While virtually everyone is able to describe such an event, some seem to have a Midas touch that keeps harm away from them for most of their lives and others appear to be chosen as the continual targets of tragedy. Coping with our fates whether they be few or seemingly never ending is always a struggle and while some may appear to be better at enduring the horrific, everyone is hurt by them in ways that burrow deeply into their hearts. We should never judge or underestimate the impact of bad news on anyone.

My own defining moment was of course the death of my father. I was young, only eight, and shy to boot. I tried to be brave for my mother so I went deeply inside my own psyche and rarely spoke of how devastated I felt. I pretended to be little more than a child who was ignorant of such things but my unspoken anxieties would haunt me for decades. We often forget that children have emotions as powerful as adults, sometimes more so. Ultimately my own story helped me to be intensely understanding of the problems that my students faced. I knew how greatly they were affected by the most intense moments of their lives because I had walked in their shoes.

I will always remember those battle scared children who had developed reputations as troublemakers when in fact they were driven by fear and anger over what they had experienced. There was the little tyke who had been set on fire by his mother when he was three, the teen who had watched his father murder his mother, the adolescent who felt unwanted because he was passed from one adult to another throughout his childhood. I grieved for them but also shared my own story with them and began a healing conversation that helped them to understand that they need not be defined by the tragedies that had so engulfed them.

As grew older I began to identify more and more with my mother. I realized the fear and the loneliness that she must have endured after my father’s death. She was brave to the point of stifling the deep feelings that swirled in her head. She set them all aside to care for us, but they were still there and would come back to haunt her again and again. People in her generation rarely spoke of their challenges. They had been taught to be like soldiers guarding their words lest they appear somehow broken. Being that way took its toll on my mother in the most horrific ways. I only wish that she had been able to talk with someone honestly about the trauma that never quite went away. Now I know and understand how important it is to allow anyone who has endured a shocking event to let their thoughts out knowing that they will be safe and without judgement.

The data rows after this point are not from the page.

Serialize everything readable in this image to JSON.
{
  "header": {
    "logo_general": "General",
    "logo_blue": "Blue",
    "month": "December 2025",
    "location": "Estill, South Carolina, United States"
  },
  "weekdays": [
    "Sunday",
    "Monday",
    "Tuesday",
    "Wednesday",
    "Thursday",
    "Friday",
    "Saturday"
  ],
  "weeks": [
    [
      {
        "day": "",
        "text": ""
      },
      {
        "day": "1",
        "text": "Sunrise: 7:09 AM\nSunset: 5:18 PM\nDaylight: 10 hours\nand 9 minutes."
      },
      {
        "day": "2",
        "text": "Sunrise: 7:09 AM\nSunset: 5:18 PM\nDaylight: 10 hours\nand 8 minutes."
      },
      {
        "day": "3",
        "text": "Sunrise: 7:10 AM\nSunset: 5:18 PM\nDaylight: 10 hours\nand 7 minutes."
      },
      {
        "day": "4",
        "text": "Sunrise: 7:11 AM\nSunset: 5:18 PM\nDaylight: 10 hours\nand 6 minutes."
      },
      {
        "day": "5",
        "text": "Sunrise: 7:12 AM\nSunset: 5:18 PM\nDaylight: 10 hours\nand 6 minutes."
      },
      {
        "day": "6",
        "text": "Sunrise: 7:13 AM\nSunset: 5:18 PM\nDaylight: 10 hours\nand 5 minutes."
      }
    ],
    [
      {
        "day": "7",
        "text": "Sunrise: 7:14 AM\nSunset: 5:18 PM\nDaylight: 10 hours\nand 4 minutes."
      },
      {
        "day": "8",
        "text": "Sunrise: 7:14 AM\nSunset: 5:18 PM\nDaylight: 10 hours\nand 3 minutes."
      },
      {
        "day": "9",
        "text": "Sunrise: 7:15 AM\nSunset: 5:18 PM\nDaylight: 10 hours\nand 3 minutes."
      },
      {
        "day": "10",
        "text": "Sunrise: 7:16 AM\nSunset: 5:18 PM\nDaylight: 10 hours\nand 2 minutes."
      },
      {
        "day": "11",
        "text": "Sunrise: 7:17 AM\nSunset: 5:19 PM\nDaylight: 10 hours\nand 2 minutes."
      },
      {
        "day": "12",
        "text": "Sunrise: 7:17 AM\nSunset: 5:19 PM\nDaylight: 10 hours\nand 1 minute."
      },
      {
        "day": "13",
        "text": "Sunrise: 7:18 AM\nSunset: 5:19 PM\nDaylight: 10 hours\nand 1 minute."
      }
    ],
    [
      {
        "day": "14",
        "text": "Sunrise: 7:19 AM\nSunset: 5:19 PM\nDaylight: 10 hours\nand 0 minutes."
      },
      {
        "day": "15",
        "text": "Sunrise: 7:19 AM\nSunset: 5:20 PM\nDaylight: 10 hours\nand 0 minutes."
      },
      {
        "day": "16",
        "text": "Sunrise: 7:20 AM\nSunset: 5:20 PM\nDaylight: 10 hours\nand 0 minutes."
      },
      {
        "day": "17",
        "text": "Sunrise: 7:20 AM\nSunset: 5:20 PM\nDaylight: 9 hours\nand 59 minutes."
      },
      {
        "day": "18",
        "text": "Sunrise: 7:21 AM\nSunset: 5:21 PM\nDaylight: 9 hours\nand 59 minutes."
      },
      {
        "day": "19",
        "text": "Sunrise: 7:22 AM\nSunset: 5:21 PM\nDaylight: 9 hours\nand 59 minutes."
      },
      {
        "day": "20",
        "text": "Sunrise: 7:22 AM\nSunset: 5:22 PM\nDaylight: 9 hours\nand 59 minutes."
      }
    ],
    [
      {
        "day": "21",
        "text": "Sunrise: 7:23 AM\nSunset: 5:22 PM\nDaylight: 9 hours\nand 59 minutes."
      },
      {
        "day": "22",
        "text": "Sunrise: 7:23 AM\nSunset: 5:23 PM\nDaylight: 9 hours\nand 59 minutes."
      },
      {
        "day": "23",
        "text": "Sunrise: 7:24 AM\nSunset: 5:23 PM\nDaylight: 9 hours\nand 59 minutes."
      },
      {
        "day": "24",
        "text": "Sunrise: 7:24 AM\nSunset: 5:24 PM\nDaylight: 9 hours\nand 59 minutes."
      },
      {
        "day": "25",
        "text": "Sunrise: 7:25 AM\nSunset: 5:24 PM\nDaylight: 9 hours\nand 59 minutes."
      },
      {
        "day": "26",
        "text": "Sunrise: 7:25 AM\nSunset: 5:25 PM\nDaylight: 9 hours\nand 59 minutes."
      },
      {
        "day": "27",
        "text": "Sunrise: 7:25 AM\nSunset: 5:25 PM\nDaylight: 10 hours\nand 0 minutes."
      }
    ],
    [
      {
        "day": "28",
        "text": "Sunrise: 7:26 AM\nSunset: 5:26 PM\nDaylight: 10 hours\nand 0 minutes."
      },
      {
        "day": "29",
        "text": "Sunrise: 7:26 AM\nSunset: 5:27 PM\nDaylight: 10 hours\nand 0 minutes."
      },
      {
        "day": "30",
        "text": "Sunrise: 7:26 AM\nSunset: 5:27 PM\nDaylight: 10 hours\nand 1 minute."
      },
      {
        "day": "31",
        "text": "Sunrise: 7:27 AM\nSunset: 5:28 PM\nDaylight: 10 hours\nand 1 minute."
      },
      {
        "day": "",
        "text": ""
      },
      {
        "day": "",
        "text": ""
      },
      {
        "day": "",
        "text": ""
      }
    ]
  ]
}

Each of us should learn how to become a compassionate place of refuge. It is not an easy thing. It means setting aside our own concerns, avoiding platitudes, suspending judgement, just permitting someone who is hurting to describe the contents of his/her heart. Knowing that it is okay to voice even the most terrible of thoughts is a beginning in the process of healing.

All too often we humans tend to tell people how they should feel about certain things. We fear displays of emotional weakness because so often they get very close to touching the most fragile parts of our souls. We prefer to see someone smile through their troubles because it makes us feel better when we should be more concerned with how they are dealing with the reality of what has happened to them.

If we are very lucky we each find a person or persons to whom we might reveal our innermost thoughts without hesitation. Such beautiful souls allow us to express ourselves honestly. They gently drain the poison from our hearts. Perhaps we should each strive to be that kind of individual for someone, a haven of understanding and compassion. We call such people our brothers, sisters, best friends, partners. They know us as well as we know ourselves and love us “warts and all.”

Someone that you know is suffering right now. Reach out to them. Be the person on whom they can lean. Allow them to be however they need to be in the moment.